It’s funny how random aquarium oddities pop up when you’re least expecting them. During a relaxing dinner with my family at the Aquarium Restaurant in Kemah, I happened to catch a glimpse of an unusually yellow fish in their large coral aquarium. Needless to say, I wandered over the examine the fish and found it to be a xanthic blue green reef chromis (Chromis viridis). Now, there are other species of chromis that exhibit some yellow coloration, either covering the entire body or presenting as stripes. This individual, however, was undoubtedly a blue green reef chromis. It even had a touch of blue on its side just behind the pectoral fin, likely a remnant of what the fish used to look like. There was a small group of these blue green chromis in the tank, constantly harassing each other and darting around back and forth jockeying for the ideal spot. Each of the fish exhibited normal coloration, with the exception of this one yellow individual.
To make the situation even more confusing, I don’t have a clue as to how this oddly colored fish came to being in this aquarium. I’ve frequented this restaurant many times in the past few months, and given the fact that the Kemah Aquarium very rarely adds new fish to any of their systems, I’m inclined to say that this coloration developed in a normal looking chromis. And I would also have to say that this happened in a very short period of time. Sure, a single chromis could have been added to the tank at some point, but who does that? Who adds a single fish to a well established display tank at a restaurant. If the fish were something like a large or rare showpiece, I could understand. But a chromis? Not likely.
My next thought on this fish’s color was centered around its diet. Perhaps the fish was eating something that caused a yellow coloration. That idea was quickly squashed as the tank had at least five other chromis that all looked normal. Then the idea that malnutrition or the fish lacking some crucial element in its diet could be blamed, but that was also rejected since the fish is healthy and the other fish retain their normal coloration.
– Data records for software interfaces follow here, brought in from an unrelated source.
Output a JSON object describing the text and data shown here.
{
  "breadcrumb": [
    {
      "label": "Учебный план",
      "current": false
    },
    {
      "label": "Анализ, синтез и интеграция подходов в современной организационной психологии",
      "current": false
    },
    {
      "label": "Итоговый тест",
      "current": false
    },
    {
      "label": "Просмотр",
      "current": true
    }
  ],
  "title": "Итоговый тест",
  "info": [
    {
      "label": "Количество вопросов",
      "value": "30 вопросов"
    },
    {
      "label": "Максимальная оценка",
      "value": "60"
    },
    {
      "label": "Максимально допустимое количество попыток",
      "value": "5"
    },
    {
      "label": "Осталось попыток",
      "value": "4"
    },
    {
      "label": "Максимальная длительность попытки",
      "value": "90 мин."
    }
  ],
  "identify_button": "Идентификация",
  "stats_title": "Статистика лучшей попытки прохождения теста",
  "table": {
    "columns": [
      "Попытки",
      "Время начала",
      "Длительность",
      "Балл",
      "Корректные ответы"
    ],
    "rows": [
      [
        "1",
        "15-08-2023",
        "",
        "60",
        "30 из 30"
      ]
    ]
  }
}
The last factor we could even begin to consider is genetic. We can’t really attribute the color to a disease or a parasite, again resting on the idea that other individuals are normal in coloration. So, maybe the fish has some underlying genetic issue causing the color. Something impossible for us to test, of course, but it’s definitely a possibility.
Long story short, the fish is certainly different for reasons we could only guess. It’s kind of cool looking, at least enough to catch my eye from a few yards away, and I’m curious to see how its coloration lasts in the long term.